So on March 25, 2007, my daughter and I each planted a poui and neem tree respectively in the backyard. The poui went on the flat section, where we thought there was better soil, and the neem went a little closer to our deck, onto a rocky slope that we had dumped topsoil on to build in a somewhat futile attempt to level it. Both trees are alive and thriving today, but the neem tree is way bigger, lusher, and more involved in our daily lives than the poui. When you enter the house and look through to the glass doors that open to the deck, that neem tree is the first thing you see, in its dark green splendour.
One of my favourite things to do is to sit on on my open deck, with a cup of tea, and my thoughts, or my two daughters. Occasionally we manage to cajole my husband into joining us for tea on the deck. The tree makes the deck a comfortable place to do this in the mornings and evenings by providing coolness and shade. I did not know before that birds eat the neem seeds.I learned that its small white unassuming flowers (not quite the vivid sunny yellow of the poui) have a sweet scent, and produce nectar that attracts humming birds which also built nests in the tree. The tree is also home and hunting ground to a variety of lizards, which have very effectively demonstrated their remarkable acrobatic skills by leaping from fence to branch and back, always landing accurately on target. Most recently, my daughters and I watched a mama bird teaching 2 baby birds to fly.
The tree does not apparently need much to grow, as I don’t recall ever adding fertiliser. I had stopped watering it once it got to my height. Yet as it grows in its exuberant and enthusiastic way, there is definitely a need for control. It sheds leaves on to the deck that have to be swept up. The branches have to be chopped down on a regular basis to prevent the tree reaching dangerous heights, or taking over our neighbour’s garden and creating a mess with its shedding leaves and seeds. When the seeds drop, even onto what seems to be nutrient free ground, they sprout into small plants with amazing facilityand speed. It becomes an eternal mission to seek and destroy these stray seedlings before we get taken over by a neem forest.

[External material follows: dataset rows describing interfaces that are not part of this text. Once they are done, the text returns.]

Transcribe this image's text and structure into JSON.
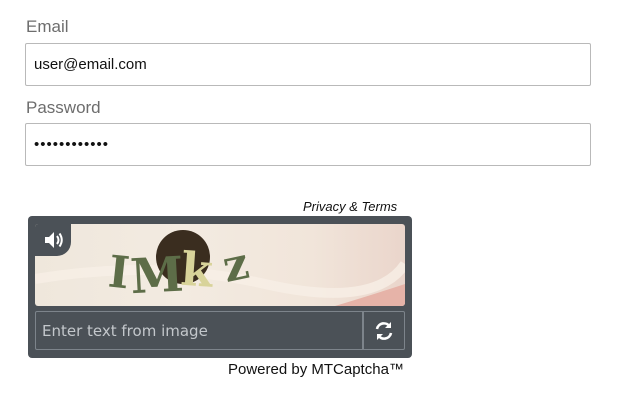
{
  "form": {
    "email_label": "Email",
    "email_value": "user@email.com",
    "password_label": "Password",
    "password_value": "••••••••••••"
  },
  "captcha": {
    "privacy_terms": "Privacy & Terms",
    "image_text": "IMkz",
    "input_placeholder": "Enter text from image",
    "powered_by": "Powered by MTCaptcha™",
    "audio_icon": "speaker-icon",
    "refresh_icon": "refresh-icon",
    "colors": {
      "panel": "#4b5157",
      "text_on_image": "#5b6b4a"
    }
  }
}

My husband complains that the tree blocks the view, and provides nothing edible the way say for example a mango tree might have. For me the tree and all the life it supports is the view, and being near it nourishes and restores my soul. A neem tree is a good metaphor for family,and indeed any relationship: you need very little to start one, and keep it growing, but in order to ensure that it continues to provide joy and shelter, it requires the hard work of maintenance. We have to prune away the things that can cause harm, we have to look out for and uproot bad habits (like taking each other for granted) that can grow as easily as the seeds , and we have to sweep away the dead leaves of grudges and “bad mind” that create a breeding ground for unwanted things. I am certain that my father’s spirit had something to do with how I acquired this tree 91/2 years ago. As I sit in its cool, comforting, and spirit replenishing shade today, I wonder if this was what my father wanted me to appreciate: that maintaining a neem tree, like a family, is harder work than actually just getting it to grow, yet the rewards are beyond measure.